Morus has a fascinating post on Political Betting today where he highlights a rather obscure feature of the AV referendum legislation which is that Nick Clegg, who is responsible for the bill and its implementation is actually more empowered by the 40% threshold clause. It means that he can make a judgement call about whether the turnout justifies the change. The 40% threshold is not binding.
Thursday, 10 February 2011
Of course if the turnout is very low and the victory is small, with the threshold amendment in place it may be politically very difficult to put the change through. However I can well imagine were the amendment to stand that because the No camp would then have a real incentive to dampen down turnout that we could well find a large majority for change albeit on a turnout below 40%. Let's hypothesise that the turnout is 32% (a good few points below the 40% threshold) but that the figures are 65% for and 35% against. Were the threshold to stand, an outcome like that would be very possible because of how the voting dynamics could be affected. However if you then look at what the actual percentages of those voting yes would be compared to the voting register it would actually be 65%*0.32=20.8%. In other words more than enough to have won the referendum even if the final 8% of abstentions that would have taken us up to the 40% threshold had all voted no. Under circumstances like that I would expect implementing the change would be widely seen as democratically and morally correct.

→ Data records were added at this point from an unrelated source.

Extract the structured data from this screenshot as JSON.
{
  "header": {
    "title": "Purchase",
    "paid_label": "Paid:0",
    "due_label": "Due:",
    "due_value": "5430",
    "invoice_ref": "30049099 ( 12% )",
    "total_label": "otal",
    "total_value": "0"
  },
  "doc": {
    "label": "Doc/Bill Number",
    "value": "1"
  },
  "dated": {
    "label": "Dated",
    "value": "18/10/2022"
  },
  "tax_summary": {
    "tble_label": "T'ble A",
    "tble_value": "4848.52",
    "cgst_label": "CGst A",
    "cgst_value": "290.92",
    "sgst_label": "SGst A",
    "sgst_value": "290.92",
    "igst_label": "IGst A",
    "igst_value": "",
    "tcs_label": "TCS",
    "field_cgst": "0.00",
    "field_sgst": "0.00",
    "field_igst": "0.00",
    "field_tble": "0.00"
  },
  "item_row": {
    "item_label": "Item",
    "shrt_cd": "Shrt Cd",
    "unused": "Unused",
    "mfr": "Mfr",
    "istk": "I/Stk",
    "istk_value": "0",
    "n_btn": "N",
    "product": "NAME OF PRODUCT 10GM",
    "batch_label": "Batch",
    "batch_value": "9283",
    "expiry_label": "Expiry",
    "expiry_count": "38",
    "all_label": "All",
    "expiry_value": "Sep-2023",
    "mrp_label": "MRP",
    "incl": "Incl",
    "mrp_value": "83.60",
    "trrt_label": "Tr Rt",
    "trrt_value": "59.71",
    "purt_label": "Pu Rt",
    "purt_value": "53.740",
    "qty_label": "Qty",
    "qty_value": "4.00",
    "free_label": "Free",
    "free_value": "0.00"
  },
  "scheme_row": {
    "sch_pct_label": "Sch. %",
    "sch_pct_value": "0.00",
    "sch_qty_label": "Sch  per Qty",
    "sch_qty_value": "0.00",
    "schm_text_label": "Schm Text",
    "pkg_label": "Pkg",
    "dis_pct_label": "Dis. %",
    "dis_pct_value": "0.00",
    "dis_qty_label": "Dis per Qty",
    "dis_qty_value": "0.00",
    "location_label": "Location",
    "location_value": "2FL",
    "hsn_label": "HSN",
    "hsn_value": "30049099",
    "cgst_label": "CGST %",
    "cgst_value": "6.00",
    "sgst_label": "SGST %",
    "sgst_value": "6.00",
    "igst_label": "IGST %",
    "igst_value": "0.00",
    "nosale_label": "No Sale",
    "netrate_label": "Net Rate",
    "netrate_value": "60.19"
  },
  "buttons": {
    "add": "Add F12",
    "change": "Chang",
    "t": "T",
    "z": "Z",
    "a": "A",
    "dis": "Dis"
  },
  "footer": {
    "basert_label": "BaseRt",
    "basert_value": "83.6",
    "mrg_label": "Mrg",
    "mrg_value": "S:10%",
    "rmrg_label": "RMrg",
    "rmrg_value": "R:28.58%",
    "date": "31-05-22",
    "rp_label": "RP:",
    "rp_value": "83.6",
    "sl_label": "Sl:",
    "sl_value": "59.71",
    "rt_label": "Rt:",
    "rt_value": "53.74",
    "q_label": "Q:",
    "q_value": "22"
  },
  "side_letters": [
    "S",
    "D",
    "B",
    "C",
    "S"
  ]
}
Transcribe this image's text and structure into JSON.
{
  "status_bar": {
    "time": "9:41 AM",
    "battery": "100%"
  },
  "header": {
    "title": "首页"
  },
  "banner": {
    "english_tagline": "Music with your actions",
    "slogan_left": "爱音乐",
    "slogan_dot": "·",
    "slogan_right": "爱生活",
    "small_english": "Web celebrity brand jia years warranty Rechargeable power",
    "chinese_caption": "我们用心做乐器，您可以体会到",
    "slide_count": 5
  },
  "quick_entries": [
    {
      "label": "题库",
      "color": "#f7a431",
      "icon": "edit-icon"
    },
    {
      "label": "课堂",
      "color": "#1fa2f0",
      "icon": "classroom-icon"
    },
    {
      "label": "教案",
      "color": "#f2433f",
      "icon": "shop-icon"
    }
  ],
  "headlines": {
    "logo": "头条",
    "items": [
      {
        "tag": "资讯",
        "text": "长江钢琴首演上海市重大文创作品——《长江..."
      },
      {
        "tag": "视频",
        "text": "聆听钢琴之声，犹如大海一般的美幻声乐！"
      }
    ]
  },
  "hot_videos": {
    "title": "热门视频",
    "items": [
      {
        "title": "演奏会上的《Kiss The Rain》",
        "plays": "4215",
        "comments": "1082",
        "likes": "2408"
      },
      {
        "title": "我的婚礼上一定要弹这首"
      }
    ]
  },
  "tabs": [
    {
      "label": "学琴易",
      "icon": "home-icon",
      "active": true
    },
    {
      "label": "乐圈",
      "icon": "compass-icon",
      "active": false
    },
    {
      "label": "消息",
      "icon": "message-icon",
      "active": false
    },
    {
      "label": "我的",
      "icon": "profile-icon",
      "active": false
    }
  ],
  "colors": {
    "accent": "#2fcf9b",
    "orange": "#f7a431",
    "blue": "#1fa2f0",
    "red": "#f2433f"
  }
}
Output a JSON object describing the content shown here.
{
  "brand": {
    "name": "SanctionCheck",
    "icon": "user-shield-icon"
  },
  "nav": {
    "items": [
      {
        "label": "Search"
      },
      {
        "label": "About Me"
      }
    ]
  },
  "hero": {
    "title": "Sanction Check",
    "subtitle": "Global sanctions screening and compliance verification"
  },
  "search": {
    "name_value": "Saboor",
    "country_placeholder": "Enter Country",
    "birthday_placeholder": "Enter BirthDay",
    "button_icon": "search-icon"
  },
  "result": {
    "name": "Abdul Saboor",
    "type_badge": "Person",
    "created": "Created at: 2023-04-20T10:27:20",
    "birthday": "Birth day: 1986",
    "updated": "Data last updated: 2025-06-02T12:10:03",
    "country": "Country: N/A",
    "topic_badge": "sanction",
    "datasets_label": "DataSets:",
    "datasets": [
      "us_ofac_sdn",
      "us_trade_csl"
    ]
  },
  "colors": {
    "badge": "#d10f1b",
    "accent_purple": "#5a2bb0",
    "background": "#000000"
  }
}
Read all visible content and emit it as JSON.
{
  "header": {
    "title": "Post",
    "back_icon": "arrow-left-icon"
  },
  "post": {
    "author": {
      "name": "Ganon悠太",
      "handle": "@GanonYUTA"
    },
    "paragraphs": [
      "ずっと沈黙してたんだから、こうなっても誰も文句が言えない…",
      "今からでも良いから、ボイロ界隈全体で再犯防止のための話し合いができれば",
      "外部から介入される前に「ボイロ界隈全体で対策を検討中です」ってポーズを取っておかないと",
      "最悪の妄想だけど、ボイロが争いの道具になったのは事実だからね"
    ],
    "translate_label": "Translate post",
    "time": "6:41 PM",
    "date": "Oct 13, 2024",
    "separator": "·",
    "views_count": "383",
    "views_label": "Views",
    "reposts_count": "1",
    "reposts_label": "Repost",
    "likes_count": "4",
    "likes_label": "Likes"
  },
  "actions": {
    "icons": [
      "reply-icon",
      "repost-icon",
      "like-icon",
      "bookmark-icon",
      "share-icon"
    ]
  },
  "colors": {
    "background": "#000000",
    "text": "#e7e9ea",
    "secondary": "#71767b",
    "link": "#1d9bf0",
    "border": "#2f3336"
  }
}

Of course this is all speculation and the most likely scenario is that the amendment will be overturned and no threshold will apply. That is basically what David Cameron said would happen at yesterday's PMQs.
But there is another twist here. Because the 40% threshold has had so much publicity over the last few days even if/when it is overturned there will be some people who will not be aware of that fact and will still think it applies. Therefore some who were planning to actively vote "no" may well be tempted to sit on their hands assuming an abstention is tantamount to voting "no" or at the very least is a help to the cause. They will be wrong about this and will in fact be helping the "yes" camp. At the same time, of those who were planning to vote yes, if any mistakenly think the threshold applies the incentive will work in the opposite direction and they will be more inclined to vote! And with things so tight, that could make all the difference.
It could be that the 40% amendment tactic by the Lords, even if it doesn't actually make it onto the statute books is the thing that helps this referendum to pass.
Wouldn't that be an irony?